Exercise objective: Nothing in the entries may be altered; copy them in full.

Source records:
Start of Block

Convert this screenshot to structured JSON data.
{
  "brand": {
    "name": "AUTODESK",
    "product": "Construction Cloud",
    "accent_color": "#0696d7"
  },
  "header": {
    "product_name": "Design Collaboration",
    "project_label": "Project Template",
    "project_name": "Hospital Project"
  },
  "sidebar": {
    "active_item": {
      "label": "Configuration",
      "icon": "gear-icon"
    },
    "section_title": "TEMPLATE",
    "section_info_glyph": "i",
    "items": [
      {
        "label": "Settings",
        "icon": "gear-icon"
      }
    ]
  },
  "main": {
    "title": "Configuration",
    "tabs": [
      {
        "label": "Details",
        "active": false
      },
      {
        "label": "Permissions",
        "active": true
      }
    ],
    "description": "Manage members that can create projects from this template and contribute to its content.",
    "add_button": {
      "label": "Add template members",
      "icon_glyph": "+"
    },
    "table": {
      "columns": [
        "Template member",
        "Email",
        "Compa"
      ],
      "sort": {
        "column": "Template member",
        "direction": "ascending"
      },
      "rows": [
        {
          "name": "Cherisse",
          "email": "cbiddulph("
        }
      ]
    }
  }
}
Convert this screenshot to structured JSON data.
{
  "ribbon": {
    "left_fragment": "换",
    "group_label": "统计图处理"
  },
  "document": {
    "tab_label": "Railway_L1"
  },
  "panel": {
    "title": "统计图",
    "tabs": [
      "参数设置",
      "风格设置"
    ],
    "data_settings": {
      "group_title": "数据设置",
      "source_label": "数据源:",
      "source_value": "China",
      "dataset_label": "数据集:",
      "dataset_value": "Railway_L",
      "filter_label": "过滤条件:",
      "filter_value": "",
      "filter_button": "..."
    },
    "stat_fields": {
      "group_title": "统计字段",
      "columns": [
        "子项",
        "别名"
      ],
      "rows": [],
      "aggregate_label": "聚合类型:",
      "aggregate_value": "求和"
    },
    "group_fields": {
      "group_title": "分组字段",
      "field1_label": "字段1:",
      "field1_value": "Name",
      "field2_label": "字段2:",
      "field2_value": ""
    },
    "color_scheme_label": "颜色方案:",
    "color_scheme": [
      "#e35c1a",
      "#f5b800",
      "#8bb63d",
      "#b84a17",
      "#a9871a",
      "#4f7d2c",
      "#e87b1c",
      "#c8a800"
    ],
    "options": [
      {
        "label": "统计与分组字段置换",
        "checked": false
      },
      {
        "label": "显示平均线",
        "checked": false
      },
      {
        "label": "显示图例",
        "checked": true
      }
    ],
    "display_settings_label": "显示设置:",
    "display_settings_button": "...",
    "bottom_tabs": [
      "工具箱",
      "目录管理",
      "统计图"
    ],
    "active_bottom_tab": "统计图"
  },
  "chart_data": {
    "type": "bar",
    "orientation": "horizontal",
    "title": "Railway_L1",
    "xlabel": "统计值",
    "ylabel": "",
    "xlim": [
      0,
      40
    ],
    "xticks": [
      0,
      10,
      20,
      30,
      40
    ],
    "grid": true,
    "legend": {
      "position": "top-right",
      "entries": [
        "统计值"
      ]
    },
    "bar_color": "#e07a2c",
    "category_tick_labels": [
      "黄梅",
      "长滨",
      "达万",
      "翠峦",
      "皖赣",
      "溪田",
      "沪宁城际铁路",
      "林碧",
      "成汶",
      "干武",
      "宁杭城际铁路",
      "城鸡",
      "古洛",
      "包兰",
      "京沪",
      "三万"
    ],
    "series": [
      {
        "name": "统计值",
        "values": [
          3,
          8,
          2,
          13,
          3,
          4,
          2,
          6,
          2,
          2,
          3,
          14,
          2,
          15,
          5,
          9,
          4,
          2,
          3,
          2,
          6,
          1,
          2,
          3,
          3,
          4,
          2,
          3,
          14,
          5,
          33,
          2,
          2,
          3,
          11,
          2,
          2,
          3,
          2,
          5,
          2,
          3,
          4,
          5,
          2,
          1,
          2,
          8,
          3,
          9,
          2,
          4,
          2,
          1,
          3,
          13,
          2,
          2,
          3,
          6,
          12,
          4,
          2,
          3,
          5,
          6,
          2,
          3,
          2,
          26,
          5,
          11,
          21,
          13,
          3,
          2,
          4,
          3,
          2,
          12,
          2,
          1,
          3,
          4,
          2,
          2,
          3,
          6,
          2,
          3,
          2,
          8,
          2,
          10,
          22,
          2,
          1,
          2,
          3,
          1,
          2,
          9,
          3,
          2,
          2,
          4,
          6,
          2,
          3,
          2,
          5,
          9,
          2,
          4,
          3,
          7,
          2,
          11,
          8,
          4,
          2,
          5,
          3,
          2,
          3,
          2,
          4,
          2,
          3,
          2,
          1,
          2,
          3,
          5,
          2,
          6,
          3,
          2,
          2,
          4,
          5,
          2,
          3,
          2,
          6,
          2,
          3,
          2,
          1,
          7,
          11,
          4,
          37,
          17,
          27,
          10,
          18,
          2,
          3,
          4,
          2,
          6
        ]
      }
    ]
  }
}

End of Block

Exercise solution:
Convert this screenshot to structured JSON data.
{
  "brand": {
    "name": "AUTODESK",
    "product": "Construction Cloud",
    "accent_color": "#0696d7"
  },
  "header": {
    "product_name": "Design Collaboration",
    "project_label": "Project Template",
    "project_name": "Hospital Project"
  },
  "sidebar": {
    "active_item": {
      "label": "Configuration",
      "icon": "gear-icon"
    },
    "section_title": "TEMPLATE",
    "section_info_glyph": "i",
    "items": [
      {
        "label": "Settings",
        "icon": "gear-icon"
      }
    ]
  },
  "main": {
    "title": "Configuration",
    "tabs": [
      {
        "label": "Details",
        "active": false
      },
      {
        "label": "Permissions",
        "active": true
      }
    ],
    "description": "Manage members that can create projects from this template and contribute to its content.",
    "add_button": {
      "label": "Add template members",
      "icon_glyph": "+"
    },
    "table": {
      "columns": [
        "Template member",
        "Email",
        "Compa"
      ],
      "sort": {
        "column": "Template member",
        "direction": "ascending"
      },
      "rows": [
        {
          "name": "Cherisse",
          "email": "cbiddulph("
        }
      ]
    }
  }
}
Convert this screenshot to structured JSON data.
{
  "ribbon": {
    "left_fragment": "换",
    "group_label": "统计图处理"
  },
  "document": {
    "tab_label": "Railway_L1"
  },
  "panel": {
    "title": "统计图",
    "tabs": [
      "参数设置",
      "风格设置"
    ],
    "data_settings": {
      "group_title": "数据设置",
      "source_label": "数据源:",
      "source_value": "China",
      "dataset_label": "数据集:",
      "dataset_value": "Railway_L",
      "filter_label": "过滤条件:",
      "filter_value": "",
      "filter_button": "..."
    },
    "stat_fields": {
      "group_title": "统计字段",
      "columns": [
        "子项",
        "别名"
      ],
      "rows": [],
      "aggregate_label": "聚合类型:",
      "aggregate_value": "求和"
    },
    "group_fields": {
      "group_title": "分组字段",
      "field1_label": "字段1:",
      "field1_value": "Name",
      "field2_label": "字段2:",
      "field2_value": ""
    },
    "color_scheme_label": "颜色方案:",
    "color_scheme": [
      "#e35c1a",
      "#f5b800",
      "#8bb63d",
      "#b84a17",
      "#a9871a",
      "#4f7d2c",
      "#e87b1c",
      "#c8a800"
    ],
    "options": [
      {
        "label": "统计与分组字段置换",
        "checked": false
      },
      {
        "label": "显示平均线",
        "checked": false
      },
      {
        "label": "显示图例",
        "checked": true
      }
    ],
    "display_settings_label": "显示设置:",
    "display_settings_button": "...",
    "bottom_tabs": [
      "工具箱",
      "目录管理",
      "统计图"
    ],
    "active_bottom_tab": "统计图"
  },
  "chart_data": {
    "type": "bar",
    "orientation": "horizontal",
    "title": "Railway_L1",
    "xlabel": "统计值",
    "ylabel": "",
    "xlim": [
      0,
      40
    ],
    "xticks": [
      0,
      10,
      20,
      30,
      40
    ],
    "grid": true,
    "legend": {
      "position": "top-right",
      "entries": [
        "统计值"
      ]
    },
    "bar_color": "#e07a2c",
    "category_tick_labels": [
      "黄梅",
      "长滨",
      "达万",
      "翠峦",
      "皖赣",
      "溪田",
      "沪宁城际铁路",
      "林碧",
      "成汶",
      "干武",
      "宁杭城际铁路",
      "城鸡",
      "古洛",
      "包兰",
      "京沪",
      "三万"
    ],
    "series": [
      {
        "name": "统计值",
        "values": [
          3,
          8,
          2,
          13,
          3,
          4,
          2,
          6,
          2,
          2,
          3,
          14,
          2,
          15,
          5,
          9,
          4,
          2,
          3,
          2,
          6,
          1,
          2,
          3,
          3,
          4,
          2,
          3,
          14,
          5,
          33,
          2,
          2,
          3,
          11,
          2,
          2,
          3,
          2,
          5,
          2,
          3,
          4,
          5,
          2,
          1,
          2,
          8,
          3,
          9,
          2,
          4,
          2,
          1,
          3,
          13,
          2,
          2,
          3,
          6,
          12,
          4,
          2,
          3,
          5,
          6,
          2,
          3,
          2,
          26,
          5,
          11,
          21,
          13,
          3,
          2,
          4,
          3,
          2,
          12,
          2,
          1,
          3,
          4,
          2,
          2,
          3,
          6,
          2,
          3,
          2,
          8,
          2,
          10,
          22,
          2,
          1,
          2,
          3,
          1,
          2,
          9,
          3,
          2,
          2,
          4,
          6,
          2,
          3,
          2,
          5,
          9,
          2,
          4,
          3,
          7,
          2,
          11,
          8,
          4,
          2,
          5,
          3,
          2,
          3,
          2,
          4,
          2,
          3,
          2,
          1,
          2,
          3,
          5,
          2,
          6,
          3,
          2,
          2,
          4,
          5,
          2,
          3,
          2,
          6,
          2,
          3,
          2,
          1,
          7,
          11,
          4,
          37,
          17,
          27,
          10,
          18,
          2,
          3,
          4,
          2,
          6
        ]
      }
    ]
  }
}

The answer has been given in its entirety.